Graduation came and went along with acceptance letters. My top school Princeton University accepted me, ME! And I could not go because the out-of-state fees were just as much as the tuition and even with the scholarships I received there was no way. So I was stuck, but not defeated. I decided to be frugal and attend Lone Star Community College because I still had no idea of what school I wanted to attend in the great lone star state. I can honestly say that was one of the best decisions I have ever made. I auditioned for the collegiate debate team and was quickly accepted, I learned so much there it was almost as if I discovered a new side of myself that I never knew existed. Under the teachings of Wade Hechst I became the 2009 Phi Ro Pi National Champion and the Pi Kappa Delta Champion the following year recieving all superior awards in my fields and landing scholarships from across the country. Things were playing just as I had planned now all I had to do was decided where to go. Growing up in different suburbias most of my life and not around my own people I decided I wanted to go to a HBCU, no I needed to go to an HBCU. I settled on Wiley College in Marshall, Texas a small town close enough to home but still far enough to where I would still be missed. I loved it. A private Methodist school with Chapel on Tuesdays followed by fried chicken gatherings in the cafeteria. Old plantation houses that now doubled as dorms and administration offices and a presence that just screamed the ideals of obstacles overcome. I felt like I was home. From cookout campaigns to registration rallies everyone had a fight even if the cause was different the front was united. It wasn’t until a few months later that I would realize that it was just a front.

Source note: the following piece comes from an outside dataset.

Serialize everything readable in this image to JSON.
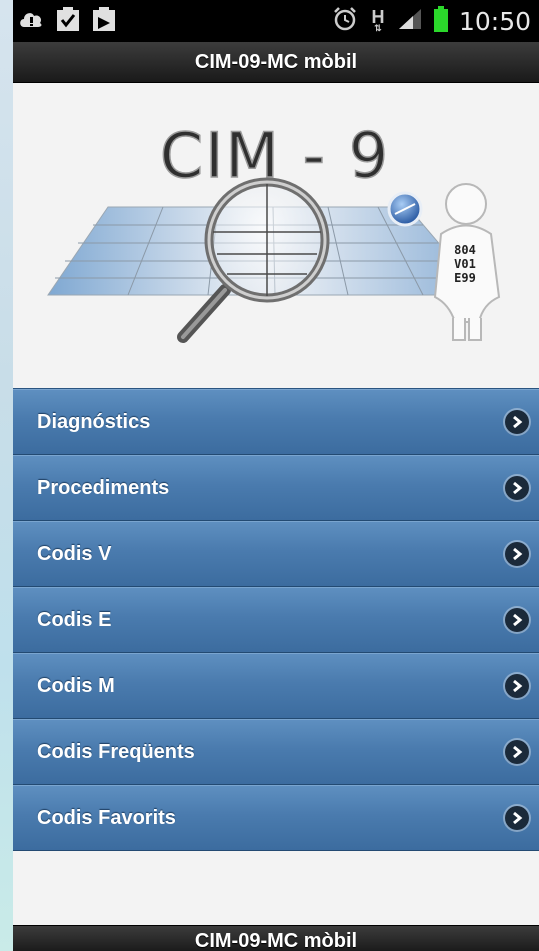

About four months later my roommate and I were beyond starving and decided to go grab some food. Now the thing about Marshall is that it is small which means things close early, which  means if you want food you may had to drive a good ways to find a place that is open. At the time I had a place right off of highway 20 and about five miles up was the only place we knew stayed open, IHOP. And it was quickly looking like an IHOP kind of night. Once the journey was made we were tired and even hungrier than before, because my roommate thought it would be a good idea that since we were eating late we should walk there and back thus to burn calories. I could have killed her when we got there, at 2 am five miles felt like 10 and all I wanted to do was sit down.  When we walked into the restaurant there was a cold glance that hit you like walking in the house after being out in the Houston summer heat. It was clear that we were not regular customers, my roommate began to nudge my side to I guess signal me that we should leave, but everyone who knows me knows I do not scare that easily. And the way I was feeling I was not going to leave without having a meal. The hostess whose reflection easily mirrored mine on any day seemed reluctant to seat us but once she realized I wasn’t going to leave she began to leads us to the back. Noticing what her intentions were I stopped once we reached the middle, “This will do,” she gave me a side eye and said, “I will be back to get your orders.” As she walked away eyes began to burn holes in my skull and I knew we weren’t sitting under the light.  After 15 minutes and she still hadn’t returned I decided it wouldn’t be smart to let them cook me food. As we were walking out of the restaurant we saw the hostess outside talking to a local, she looked at us and rolled her eyes. It was at that moment that I realized her reflection I once thought I could relate too was nothing more than a tan. Smh. Those five miles back my roommate and I knew something had to be done we needed people to know of the injustice we just witnessed in 2010 and it needed to be stopped. The following day we talked to the Dean, the President and even our Debate Coach and all of their responses were the same. They asked us why we were out on that side of town at that time of night, as if Jim Crow was a current issue. The thing is in Marshall it was. We just didn’t know it yet.